BEIRUT -- A high-ranking member of Iran’s Revolutionary Guard Corps was assassinated this week while traveling from Syria to neighboring Lebanon, Iranian media reported Thursday, in the strongest indication to date that senior Iranian military commanders have been dispatched to Syria.
Gen. Hassan Shateri was killed Tuesday by “unknown gunmen,” described as “suspected Israeli agents,” as he was on the road between the Syrian capital of Damascus and Beirut, the capital of Lebanon, various Iranian news agencies reported.
Iran is a staunch ally of Syrian President Bashar Assad, who is facing an almost two-year-long rebellion against his rule.
Rebel forces and their foreign allies, including the United States, have accused Iran of propping up Assad’s government with extensive military, logistics and financial aid. Iran has downplayed its military role in Syria.
The Iranian media accounts did not specify exactly where the general was killed, but they labeled the death an “assassination,” indicating that he was targeted. If his death occurred in Syria, Shateri would be the first senior Iranian commander publicly known to have been killed in the Syrian conflict.
Iranian opposition websites identified Shateri as a member of the Quds Force, the foreign arm of the Revolutionary Guard.
The chief of the Quds Force, Gen. Qasim Sulaimani, accompanied by high-ranking clergymen, personally notified the general’s family of his death, Iranian media reported, a fact that seemed to confirm the slain general’s link to the shadowy force.
Nonetheless, official accounts from Iran described the slain general solely as a chief of reconstruction efforts in Lebanon and Afghanistan.
The general “led the Iranian-financed reconstruction projects in the south of Lebanon,” reported Iran’s ABNA news agency. Southern Lebanon suffered considerable damage during the 2006 war between Israel and Hezbollah, Iran’s Lebanese ally.

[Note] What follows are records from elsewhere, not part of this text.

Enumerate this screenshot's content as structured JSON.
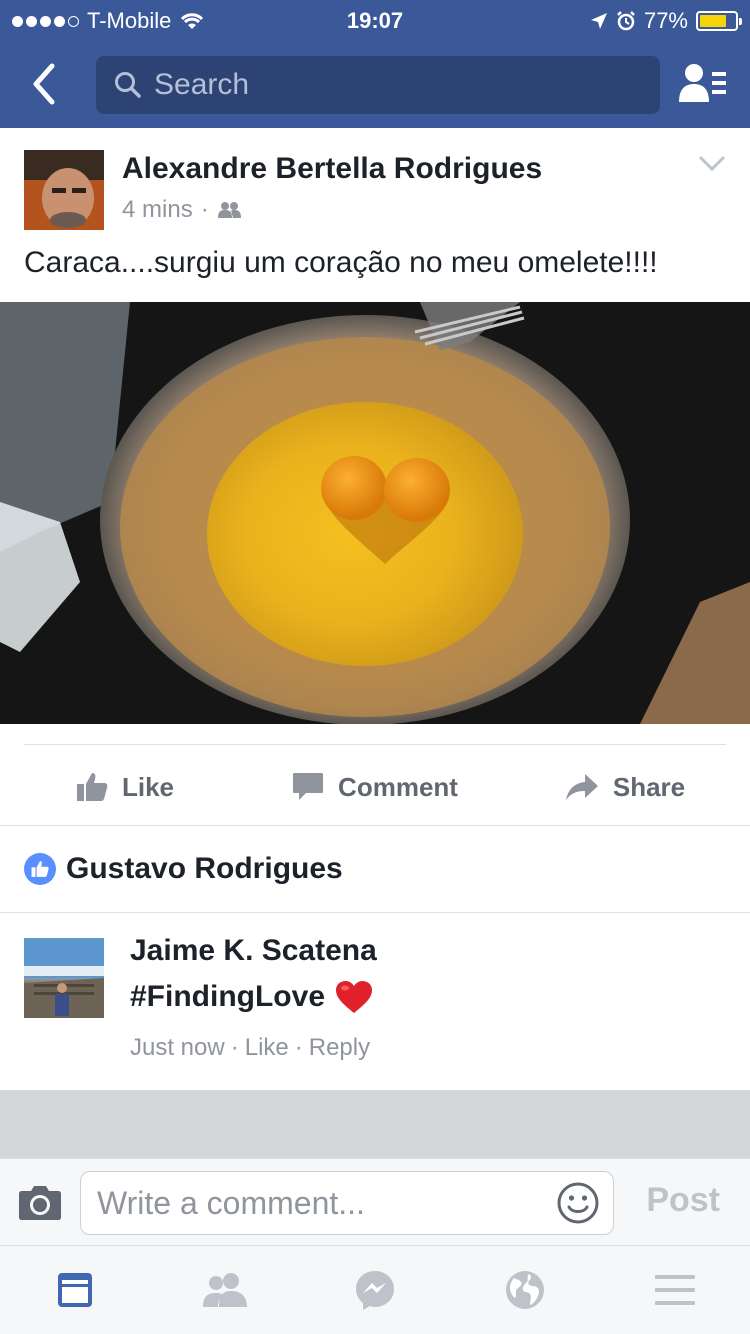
{
  "status_bar": {
    "carrier": "T-Mobile",
    "time": "19:07",
    "battery_percent": "77%",
    "battery_level": 0.77,
    "signal_dots_filled": 4,
    "signal_dots_total": 5
  },
  "navbar": {
    "search_placeholder": "Search",
    "back_icon": "chevron-left-icon",
    "friends_icon": "friend-requests-icon"
  },
  "post": {
    "author": "Alexandre Bertella Rodrigues",
    "time": "4 mins",
    "separator": "·",
    "audience_icon": "friends-audience-icon",
    "text": "Caraca....surgiu um coração no meu omelete!!!!"
  },
  "actions": {
    "like": "Like",
    "comment": "Comment",
    "share": "Share"
  },
  "likes": {
    "liker": "Gustavo Rodrigues"
  },
  "comment": {
    "author": "Jaime K. Scatena",
    "text": "#FindingLove",
    "emoji": "❤️",
    "time": "Just now",
    "like": "Like",
    "reply": "Reply",
    "sep": "·"
  },
  "composer": {
    "placeholder": "Write a comment...",
    "post_label": "Post"
  },
  "colors": {
    "brand": "#3b5998",
    "active_tab": "#4267b2",
    "inactive_tab": "#bec3c9"
  }
}
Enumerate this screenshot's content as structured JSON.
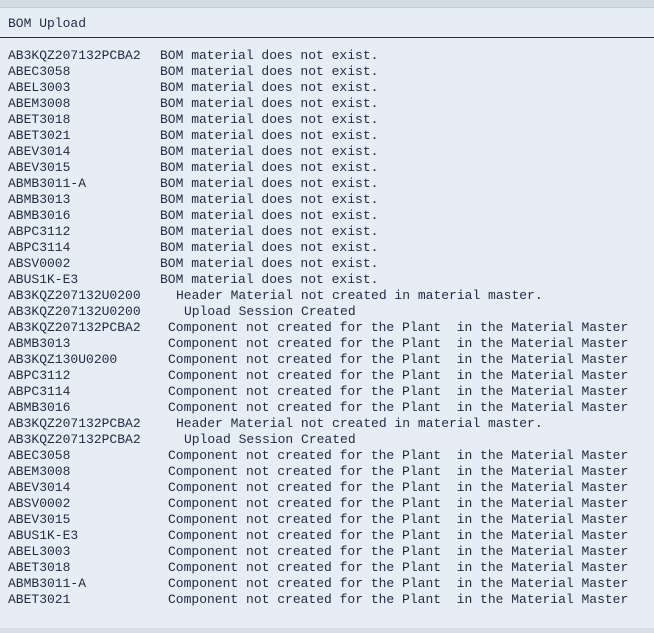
{
  "report": {
    "title": "BOM Upload"
  },
  "rows": [
    {
      "material": "AB3KQZ207132PCBA2",
      "message": "BOM material does not exist.",
      "kind": "bom"
    },
    {
      "material": "ABEC3058",
      "message": "BOM material does not exist.",
      "kind": "bom"
    },
    {
      "material": "ABEL3003",
      "message": "BOM material does not exist.",
      "kind": "bom"
    },
    {
      "material": "ABEM3008",
      "message": "BOM material does not exist.",
      "kind": "bom"
    },
    {
      "material": "ABET3018",
      "message": "BOM material does not exist.",
      "kind": "bom"
    },
    {
      "material": "ABET3021",
      "message": "BOM material does not exist.",
      "kind": "bom"
    },
    {
      "material": "ABEV3014",
      "message": "BOM material does not exist.",
      "kind": "bom"
    },
    {
      "material": "ABEV3015",
      "message": "BOM material does not exist.",
      "kind": "bom"
    },
    {
      "material": "ABMB3011-A",
      "message": "BOM material does not exist.",
      "kind": "bom"
    },
    {
      "material": "ABMB3013",
      "message": "BOM material does not exist.",
      "kind": "bom"
    },
    {
      "material": "ABMB3016",
      "message": "BOM material does not exist.",
      "kind": "bom"
    },
    {
      "material": "ABPC3112",
      "message": "BOM material does not exist.",
      "kind": "bom"
    },
    {
      "material": "ABPC3114",
      "message": "BOM material does not exist.",
      "kind": "bom"
    },
    {
      "material": "ABSV0002",
      "message": "BOM material does not exist.",
      "kind": "bom"
    },
    {
      "material": "ABUS1K-E3",
      "message": "BOM material does not exist.",
      "kind": "bom"
    },
    {
      "material": "AB3KQZ207132U0200",
      "message": "Header Material not created in material master.",
      "kind": "hdr"
    },
    {
      "material": "AB3KQZ207132U0200",
      "message": "Upload Session Created",
      "kind": "upl"
    },
    {
      "material": "AB3KQZ207132PCBA2",
      "message": "Component not created for the Plant  in the Material Master",
      "kind": "cmp"
    },
    {
      "material": "ABMB3013",
      "message": "Component not created for the Plant  in the Material Master",
      "kind": "cmp"
    },
    {
      "material": "AB3KQZ130U0200",
      "message": "Component not created for the Plant  in the Material Master",
      "kind": "cmp"
    },
    {
      "material": "ABPC3112",
      "message": "Component not created for the Plant  in the Material Master",
      "kind": "cmp"
    },
    {
      "material": "ABPC3114",
      "message": "Component not created for the Plant  in the Material Master",
      "kind": "cmp"
    },
    {
      "material": "ABMB3016",
      "message": "Component not created for the Plant  in the Material Master",
      "kind": "cmp"
    },
    {
      "material": "AB3KQZ207132PCBA2",
      "message": "Header Material not created in material master.",
      "kind": "hdr"
    },
    {
      "material": "AB3KQZ207132PCBA2",
      "message": "Upload Session Created",
      "kind": "upl"
    },
    {
      "material": "ABEC3058",
      "message": "Component not created for the Plant  in the Material Master",
      "kind": "cmp"
    },
    {
      "material": "ABEM3008",
      "message": "Component not created for the Plant  in the Material Master",
      "kind": "cmp"
    },
    {
      "material": "ABEV3014",
      "message": "Component not created for the Plant  in the Material Master",
      "kind": "cmp"
    },
    {
      "material": "ABSV0002",
      "message": "Component not created for the Plant  in the Material Master",
      "kind": "cmp"
    },
    {
      "material": "ABEV3015",
      "message": "Component not created for the Plant  in the Material Master",
      "kind": "cmp"
    },
    {
      "material": "ABUS1K-E3",
      "message": "Component not created for the Plant  in the Material Master",
      "kind": "cmp"
    },
    {
      "material": "ABEL3003",
      "message": "Component not created for the Plant  in the Material Master",
      "kind": "cmp"
    },
    {
      "material": "ABET3018",
      "message": "Component not created for the Plant  in the Material Master",
      "kind": "cmp"
    },
    {
      "material": "ABMB3011-A",
      "message": "Component not created for the Plant  in the Material Master",
      "kind": "cmp"
    },
    {
      "material": "ABET3021",
      "message": "Component not created for the Plant  in the Material Master",
      "kind": "cmp"
    }
  ]
}
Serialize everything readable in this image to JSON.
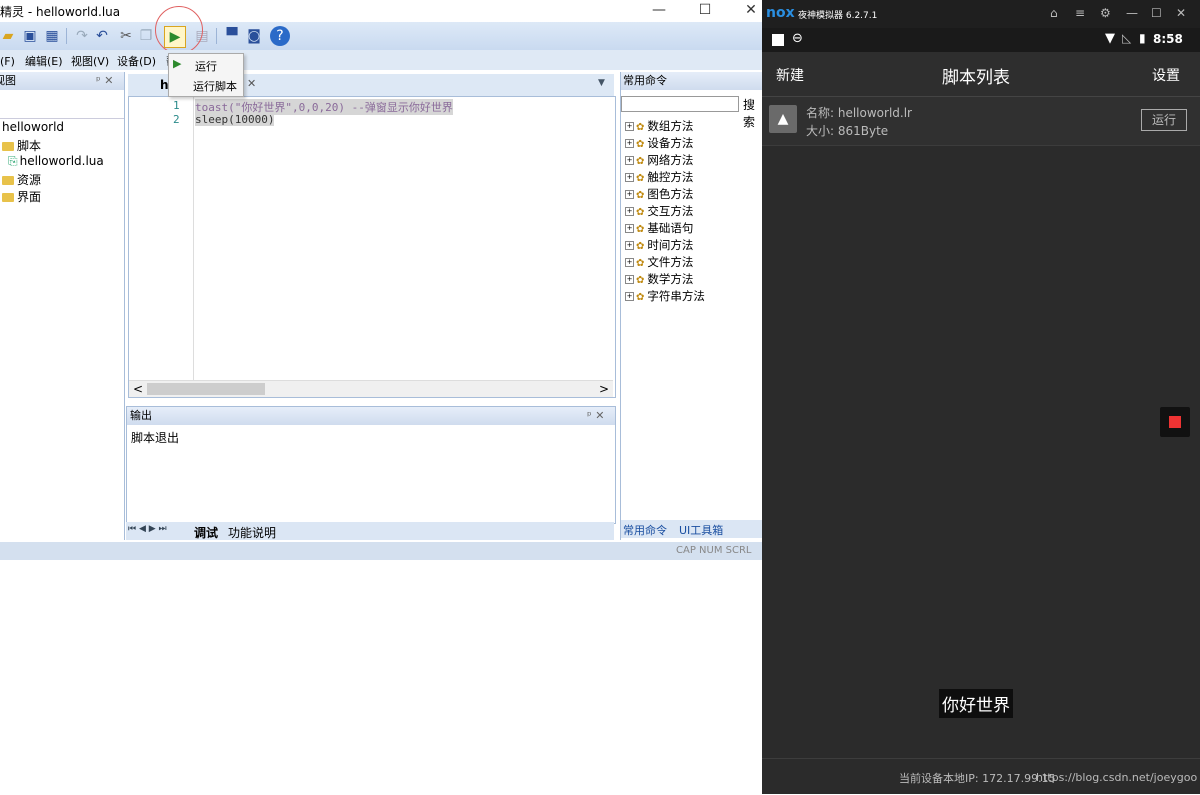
{
  "ide": {
    "title": "触动精灵 - helloworld.lua",
    "window_buttons": [
      "—",
      "☐",
      "✕"
    ],
    "menu": [
      "文件(F)",
      "编辑(E)",
      "视图(V)",
      "设备(D)",
      "帮"
    ],
    "run_menu": {
      "item1": "运行",
      "item2": "运行脚本"
    },
    "project_panel": {
      "title": "视图",
      "pin_close": "ᵖ ✕",
      "root": "helloworld",
      "items": [
        "脚本",
        "helloworld.lua",
        "资源",
        "界面"
      ]
    },
    "editor": {
      "tab": "h",
      "tab_close": "✕",
      "dropdown": "▼",
      "lines": [
        {
          "num": "1",
          "code": "toast(\"你好世界\",0,0,20) --弹窗显示你好世界"
        },
        {
          "num": "2",
          "code": "sleep(10000)"
        }
      ],
      "scroll_left": "<",
      "scroll_right": ">"
    },
    "output": {
      "title": "输出",
      "pin_close": "ᵖ ✕",
      "text": "脚本退出"
    },
    "bottom_tabs": {
      "nav": "⏮ ◀ ▶ ⏭",
      "tab1": "调试",
      "tab2": "功能说明"
    },
    "commands": {
      "title": "常用命令",
      "search_button": "搜索",
      "items": [
        "数组方法",
        "设备方法",
        "网络方法",
        "触控方法",
        "图色方法",
        "交互方法",
        "基础语句",
        "时间方法",
        "文件方法",
        "数学方法",
        "字符串方法"
      ],
      "tab1": "常用命令",
      "tab2": "UI工具箱"
    },
    "status": "CAP NUM SCRL"
  },
  "emulator": {
    "title": "夜神模拟器 6.2.7.1",
    "logo": "nox",
    "window_icons": [
      "⌂",
      "≡",
      "⚙",
      "—",
      "☐",
      "✕"
    ],
    "time": "8:58",
    "appbar": {
      "left": "新建",
      "title": "脚本列表",
      "right": "设置"
    },
    "script": {
      "name": "名称: helloworld.lr",
      "size": "大小: 861Byte",
      "run": "运行"
    },
    "toast": "你好世界",
    "footer": "当前设备本地IP: 172.17.99.15",
    "watermark": "https://blog.csdn.net/joeygoo"
  }
}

Iran’s embassy in Beirut also confirmed the assassination, but identified the slain official as Hussam Khoshnevis, Iran’s reconstruction chief in south Lebanon. The two names suggested that the general may have concealed his military identity, which is not unusual among Quds Force operatives.
Reuters reported that Syrian rebels took credit for the attack. The Iranian general was killed near the Syrian town of Zabadani, close to the Lebanese border, a rebel commander told Reuters.
The Syrian war has become a proxy conflict pitting Assad’s government and his chief allies, Iran and Russia, against an armed and political opposition backed by the United States, Turkey, Saudi Arabia and other nations. More than 60,000 people have died in the conflict, according to a United Nations estimate.
The body of Shateri was brought Thursday to his hometown, Semnan, southeast of Tehran, the capital, for burial, Iranian media reported.
Mostaghim is a special correspondent in Tehran. Special correspondent Nabih Bulos in Beirut contributed to this report.